Because copyright law can encompass a huge range of scenarios and be unclear to talk about in abstract terms, I'm going to give concrete examples. I understand CC BY is a permissive license. All it requires is attribution, a copy of the license, and perhaps a list of any modifications made. However my question is about CC BY-SA.
I have spoken to people who have claimed that using any CC BY-SA content, such as a photo from Wikipedia, requires you to license your work that contains that photo under the same license. They likened it to the GPL license, where once you include any piece of GPL content, then your entire project must be licensed under GPL also (it spreads). First of all, I don't know if this is strictly true in all cases, but I'll move on.
The CC license mentions two terms: "collection" and "adaptation". The term "derivative work" is something I think was used in earlier versions, but I didn't find it reading the most recent ones.

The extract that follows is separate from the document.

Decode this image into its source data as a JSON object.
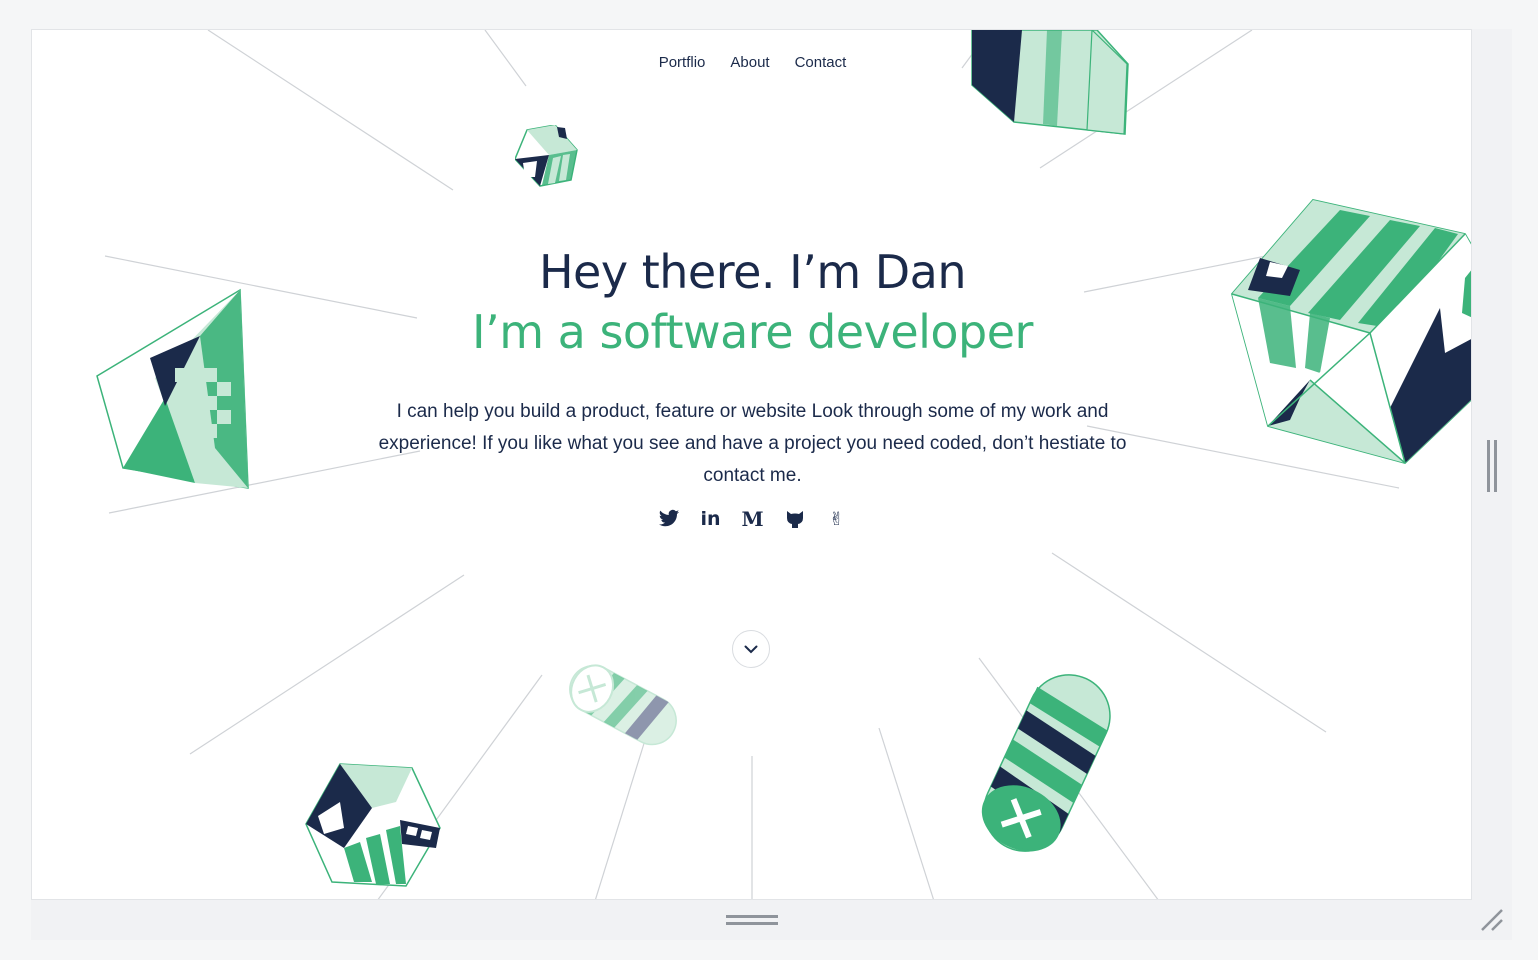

So now for the concrete examples. There is an Ancient Greek sculpture named Venus de Milo. Here is a photo of it on Wikipedia, and the photo is licensed under CC BY-SA 4.0.
If I use this photo in content of my own, in which cases must I release my ENTIRE work under the same license?
- I print a large number of and distribute flyers containing a copy of this photo and containing a few paragraphs about its history. I may sell these or give them away for free.
- I publish a book about Ancient Greek art, and I include a copy of this photo and spend multiple pages discussing the subject of the sculpture.
- I publish a book on nutrition and a copy of this photo is printed somewhere in the book.
- I publish a book and this photo is featured on the front cover of that book.
- I make a collage poster featuring different works of art, and one of the components is a copy of this photo.
- I make a fictional film that features a copy of this photo. It appears in my film for no longer than 5 seconds and is not related to my film.
- I make a documentary film about Ancient Greek art and spend a considerable time discussing Venus de Milo, and this photo is shown throughout the film considerably.
- I make a video game where this photo features briefly.
- I make a video game where this photo is seen for considerable periods of time, perhaps as a background.
The thing about the Sharealike component of CC license is that:
share alike – If you remix, transform, or build upon the material, you must distribute your contributions under the same or compatible license as the original.
So we have the terms such as "remix", "transform" and "build upon the material". However it says I must distribute my contributions to the original. In all of the 9 examples I've given I don't see how I've "contributed" to the original work. Perhaps if I'd made such modifications such as changing the color, brightness, contrast, crop the photo etc., then I could see this as contributing to the original.
As far as I can see I am incorporating the content into a larger work. I don't know if this falls into the category of "adaptation", "collection", or "derivative work".
Also, a very important point I'd like to know about, let's say I make film that features this photo in it briefly, and I've made modifications to it, is it the modified photo I have to license in the same way, or is it my entire film that I have to license the same way because of this one piece of content which is Sharealike?
I know this is a complicated question, but I think the nature of the topic is complicated. I hope I didn't complicate things any more than they need to be.
Also, just one final thing. If the answer is that I must make my whole production under the same license because it's a copyleft issue (like the GPL, that spreads), I can give the example of the text on Wikipedia being CC BY-SA, but I doubt anyone would suggest that if I use a quotation from a Wikipedia article that I need to license my entire project or effort under a CC Sharealike license also just because Wikipedia text is licensed in that way. Wikipedia quotes only require an attribution with a link.